I haven't been to a single show or concert since covid-19 kicked in and I miss it so much. I didn't quite realize how much going to (punk) shows meant to me before finding myself not having this in my life anymore.
I usually prefer small sweaty DIY punk gigs and the Ho99o9 thing was a bit bigger and more professional. I'm bad at estimating crowd numbers but maybe a couple of hundred people in all. My expectations were low, I hadn't listen much to Ho99o9 beforehand, I knew that it was good stuff but I had no idea how it would sound live. The whole thing was kind of spontaneous and an excuse to get out of town and go and do something fun for the weekend.
The whole weekend turned out to be amazing. Not just because it was the last show before everything closed down. There was something special about that weekend, everything just came together. I was in the company of good friends, ate fantastic food and drank lots of cheap beer. I hadn't met the person we were going to stay with before so there was an atmosphere of uncertainty which made everything fun and interesting.
The Ho99o9/404 gig was amazing. One of the best gigs I've ever been to. Sometimes I get 'cyberpunk is now' moments and this was an intense such moment. It felt like being in the club scene of a 80's cyberpunk flick cranked up to 11. Ho99o9 blew my mind.
That this gig was my last was, if nothing else, a very worthy last gig. It was a year ago but it feels like aeons.
This experience has made me reflect on how much going to shows means to me and how alienated I feel without having that aspect in my life due to the pandemic. For me shows are not only about the music, it's more than this, something bigger. It's a space where you can actually be free and be yourself, whatever that means. You feel connected to something bigger than yourself. It's breathing room from society at large in which the usual norms are somewhat lifted and tweaked.

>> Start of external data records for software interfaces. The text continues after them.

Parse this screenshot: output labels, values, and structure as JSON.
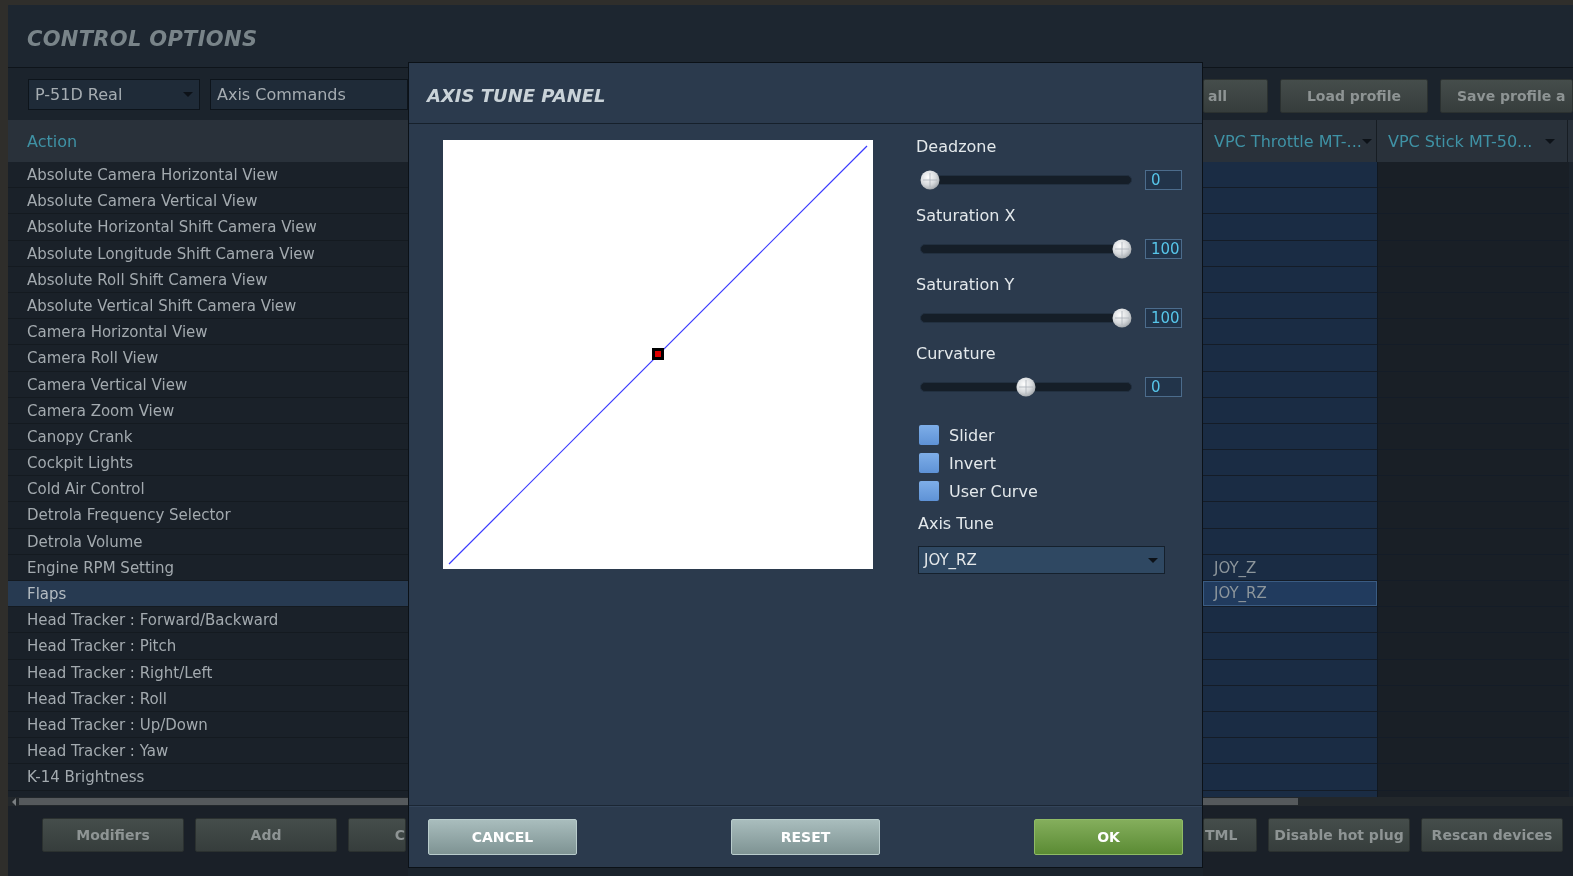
{
  "window": {
    "title": "CONTROL OPTIONS"
  },
  "toolbar": {
    "aircraft": "P-51D Real",
    "category": "Axis Commands",
    "right_buttons": [
      "all",
      "Load profile",
      "Save profile a"
    ]
  },
  "table": {
    "columns": [
      {
        "label": "Action",
        "dropdown": false
      },
      {
        "label": "VPC Throttle MT-...",
        "dropdown": true
      },
      {
        "label": "VPC Stick MT-50...",
        "dropdown": true
      }
    ],
    "rows": [
      {
        "action": "Absolute Camera Horizontal View",
        "selected": false
      },
      {
        "action": "Absolute Camera Vertical View",
        "selected": false
      },
      {
        "action": "Absolute Horizontal Shift Camera View",
        "selected": false
      },
      {
        "action": "Absolute Longitude Shift Camera View",
        "selected": false
      },
      {
        "action": "Absolute Roll Shift Camera View",
        "selected": false
      },
      {
        "action": "Absolute Vertical Shift Camera View",
        "selected": false
      },
      {
        "action": "Camera Horizontal View",
        "selected": false
      },
      {
        "action": "Camera Roll View",
        "selected": false
      },
      {
        "action": "Camera Vertical View",
        "selected": false
      },
      {
        "action": "Camera Zoom View",
        "selected": false
      },
      {
        "action": "Canopy Crank",
        "selected": false
      },
      {
        "action": "Cockpit Lights",
        "selected": false
      },
      {
        "action": "Cold Air Control",
        "selected": false
      },
      {
        "action": "Detrola Frequency Selector",
        "selected": false
      },
      {
        "action": "Detrola Volume",
        "selected": false
      },
      {
        "action": "Engine RPM Setting",
        "selected": false,
        "vpc_throttle": "JOY_Z"
      },
      {
        "action": "Flaps",
        "selected": true,
        "vpc_throttle": "JOY_RZ"
      },
      {
        "action": "Head Tracker : Forward/Backward",
        "selected": false
      },
      {
        "action": "Head Tracker : Pitch",
        "selected": false
      },
      {
        "action": "Head Tracker : Right/Left",
        "selected": false
      },
      {
        "action": "Head Tracker : Roll",
        "selected": false
      },
      {
        "action": "Head Tracker : Up/Down",
        "selected": false
      },
      {
        "action": "Head Tracker : Yaw",
        "selected": false
      },
      {
        "action": "K-14 Brightness",
        "selected": false
      }
    ]
  },
  "bottom_bar": {
    "left_buttons": [
      "Modifiers",
      "Add",
      "C"
    ],
    "right_buttons": [
      "TML",
      "Disable hot plug",
      "Rescan devices"
    ]
  },
  "dialog": {
    "title": "AXIS TUNE PANEL",
    "sliders": [
      {
        "label": "Deadzone",
        "level": 0,
        "value": "0"
      },
      {
        "label": "Saturation X",
        "level": 1,
        "value": "100"
      },
      {
        "label": "Saturation Y",
        "level": 1,
        "value": "100"
      },
      {
        "label": "Curvature",
        "level": 0.5,
        "value": "0"
      }
    ],
    "checkboxes": [
      {
        "label": "Slider",
        "checked": false
      },
      {
        "label": "Invert",
        "checked": false
      },
      {
        "label": "User Curve",
        "checked": false
      }
    ],
    "axis_tune": {
      "label": "Axis Tune",
      "value": "JOY_RZ"
    },
    "buttons": [
      {
        "label": "CANCEL",
        "kind": "secondary"
      },
      {
        "label": "RESET",
        "kind": "secondary"
      },
      {
        "label": "OK",
        "kind": "primary"
      }
    ]
  }
}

This is almost like a "spiritual" experience in lack of better words to describe it.
There is something is something inherently political about going to these shows and there's also a clear TAZ-component to it for me. You create and take part in a space very some of the usual "rules" are uprooted. You get a sense of freedom and a connection to others. It's a microcosm of anarchy in action. A stark contrast to normal everyday life.
Then there is also the real-political aspect of actually organizing these spaces. They don't appear magically. You have to get a place, have some sound and light stuff, people at the door, a sound person, booking bands, security, cooking food, cleaning up afterwards, take good care of the bands etc. It's a lot of work behind the scene to make this happen.
Without having this in my life it feels like there is no breathing room. I feel trapped in life and society. There is no good outlet for letting out steam. Sure, there are plenty of anarchist spaces online but it doesn't quite do it for me.
I'm most likely over romanticizing this but but I've had some time to think about this now and going to DIY punk gigs is not simply about getting fucked up and seeing some random band on tour. It's more about community than anything else.
Now when everything is closed down DIY punk houses like chamsi in Uppsala struggles financially and need all the help they can get. So if you have the means and like these kind of places find a way to support your local punk house.